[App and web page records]
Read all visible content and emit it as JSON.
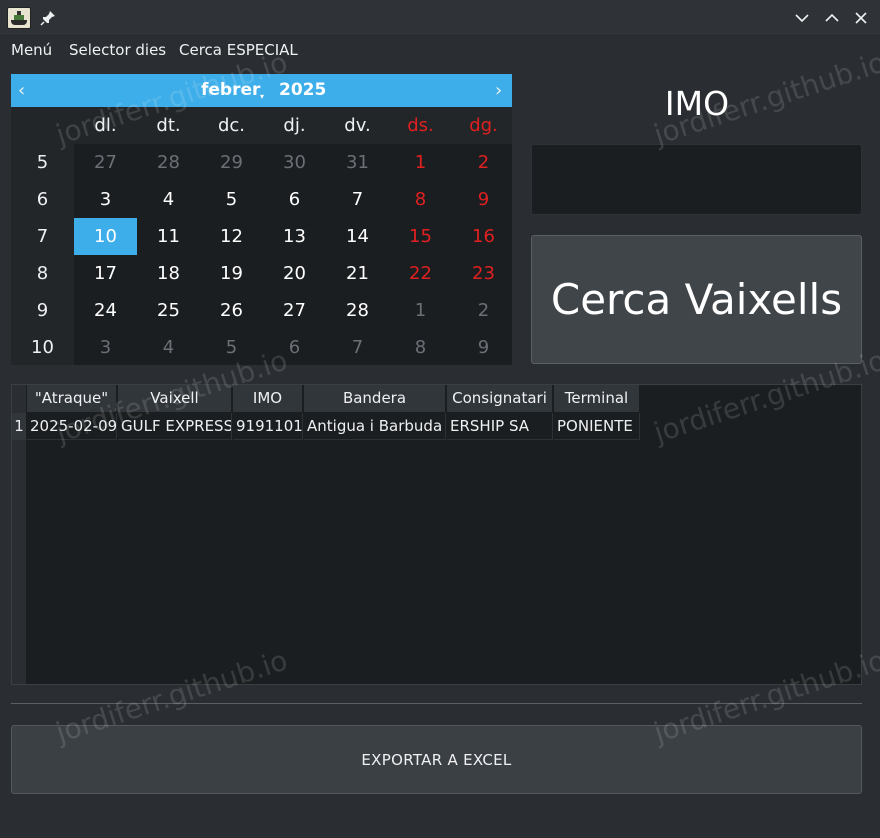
{
  "window": {
    "title_icons": [
      "ship-app-icon",
      "pin-icon"
    ],
    "controls": [
      "minimize-icon",
      "maximize-icon",
      "close-icon"
    ]
  },
  "menu": {
    "items": [
      "Menú",
      "Selector dies",
      "Cerca ESPECIAL"
    ]
  },
  "calendar": {
    "month": "febrer",
    "year": "2025",
    "days_of_week": [
      "dl.",
      "dt.",
      "dc.",
      "dj.",
      "dv.",
      "ds.",
      "dg."
    ],
    "weeks": [
      {
        "num": "5",
        "days": [
          "27",
          "28",
          "29",
          "30",
          "31",
          "1",
          "2"
        ]
      },
      {
        "num": "6",
        "days": [
          "3",
          "4",
          "5",
          "6",
          "7",
          "8",
          "9"
        ]
      },
      {
        "num": "7",
        "days": [
          "10",
          "11",
          "12",
          "13",
          "14",
          "15",
          "16"
        ]
      },
      {
        "num": "8",
        "days": [
          "17",
          "18",
          "19",
          "20",
          "21",
          "22",
          "23"
        ]
      },
      {
        "num": "9",
        "days": [
          "24",
          "25",
          "26",
          "27",
          "28",
          "1",
          "2"
        ]
      },
      {
        "num": "10",
        "days": [
          "3",
          "4",
          "5",
          "6",
          "7",
          "8",
          "9"
        ]
      }
    ],
    "selected_day": "10",
    "accent_color": "#3daee9",
    "weekend_color": "#e02020"
  },
  "imo": {
    "label": "IMO",
    "value": ""
  },
  "search_button": {
    "label": "Cerca Vaixells"
  },
  "table": {
    "columns": [
      "\"Atraque\"",
      "Vaixell",
      "IMO",
      "Bandera",
      "Consignatari",
      "Terminal"
    ],
    "rows": [
      {
        "num": "1",
        "cells": [
          "2025-02-09",
          "GULF EXPRESS",
          "9191101",
          "Antigua i Barbuda",
          "ERSHIP SA",
          "PONIENTE"
        ]
      }
    ]
  },
  "export_button": {
    "label": "EXPORTAR  A  EXCEL"
  },
  "watermark": {
    "text": "jordiferr.github.io"
  }
}
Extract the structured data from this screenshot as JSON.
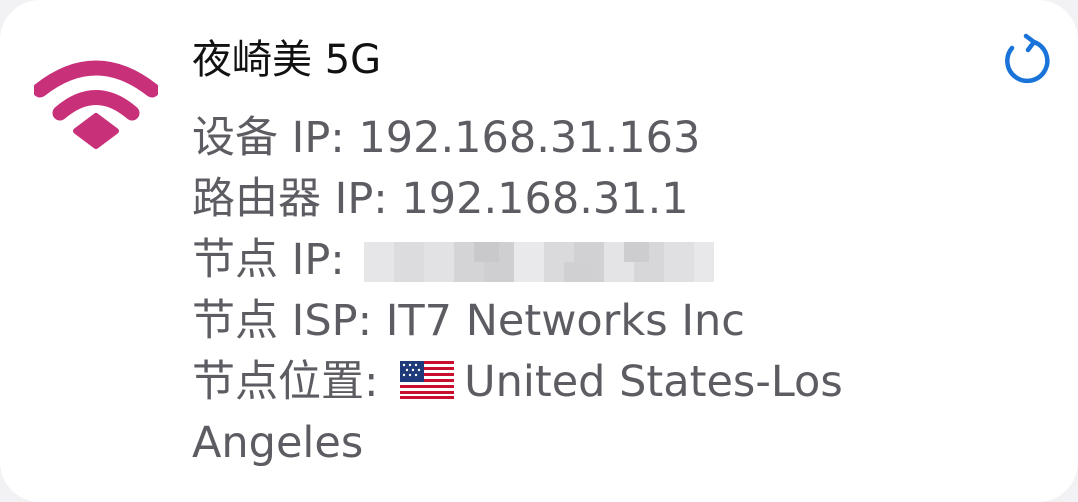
{
  "network": {
    "ssid": "夜崎美 5G"
  },
  "info": {
    "device_ip_label": "设备 IP: ",
    "device_ip": "192.168.31.163",
    "router_ip_label": "路由器 IP: ",
    "router_ip": "192.168.31.1",
    "node_ip_label": "节点 IP: ",
    "node_isp_label": "节点 ISP: ",
    "node_isp": "IT7 Networks Inc",
    "node_location_label": "节点位置: ",
    "node_location": "United States-Los Angeles"
  },
  "icons": {
    "wifi": "wifi-icon",
    "refresh": "refresh-icon",
    "flag": "us-flag-icon"
  },
  "colors": {
    "wifi": "#c8307a",
    "refresh": "#1a73d9",
    "text_primary": "#111111",
    "text_secondary": "#5c5c62"
  }
}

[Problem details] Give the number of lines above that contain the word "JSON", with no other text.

[Response] 2